■ **Exercise prompt**:
Your answer should be every line of the records that contains the word "label".

■ **The data**:
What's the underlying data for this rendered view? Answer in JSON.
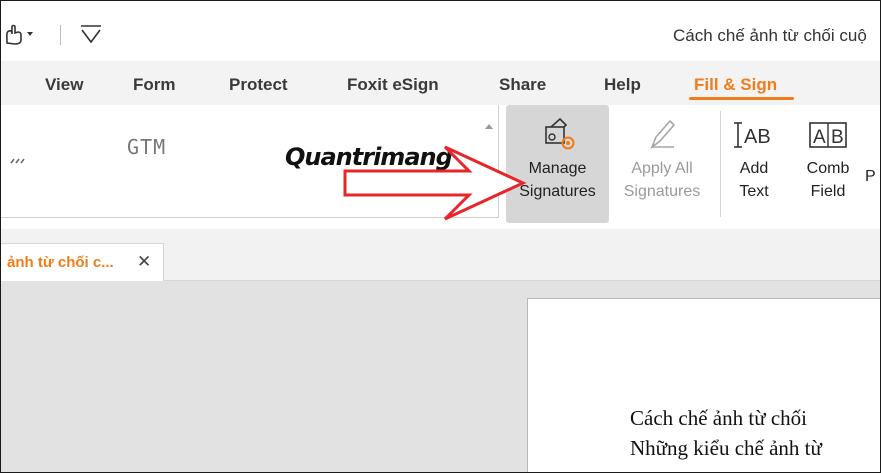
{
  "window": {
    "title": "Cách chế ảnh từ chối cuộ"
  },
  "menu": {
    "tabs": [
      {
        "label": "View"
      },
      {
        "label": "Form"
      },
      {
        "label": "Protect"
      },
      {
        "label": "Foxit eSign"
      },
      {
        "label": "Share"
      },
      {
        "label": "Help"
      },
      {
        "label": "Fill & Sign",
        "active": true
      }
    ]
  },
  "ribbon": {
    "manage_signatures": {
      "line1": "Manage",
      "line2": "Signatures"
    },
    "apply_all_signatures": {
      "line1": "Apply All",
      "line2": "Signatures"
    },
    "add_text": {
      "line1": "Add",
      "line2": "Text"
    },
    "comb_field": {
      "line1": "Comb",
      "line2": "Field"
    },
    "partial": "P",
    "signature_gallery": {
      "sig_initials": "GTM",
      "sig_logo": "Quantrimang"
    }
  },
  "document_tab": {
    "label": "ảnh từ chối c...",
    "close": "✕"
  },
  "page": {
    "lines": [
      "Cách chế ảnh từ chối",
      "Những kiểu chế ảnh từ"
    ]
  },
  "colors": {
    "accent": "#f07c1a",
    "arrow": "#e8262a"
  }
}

■ **Exercise answer**:
        "label": "View"
        "label": "Form"
        "label": "Protect"
        "label": "Foxit eSign"
        "label": "Share"
        "label": "Help"
        "label": "Fill & Sign",
    "label": "ảnh từ chối c...",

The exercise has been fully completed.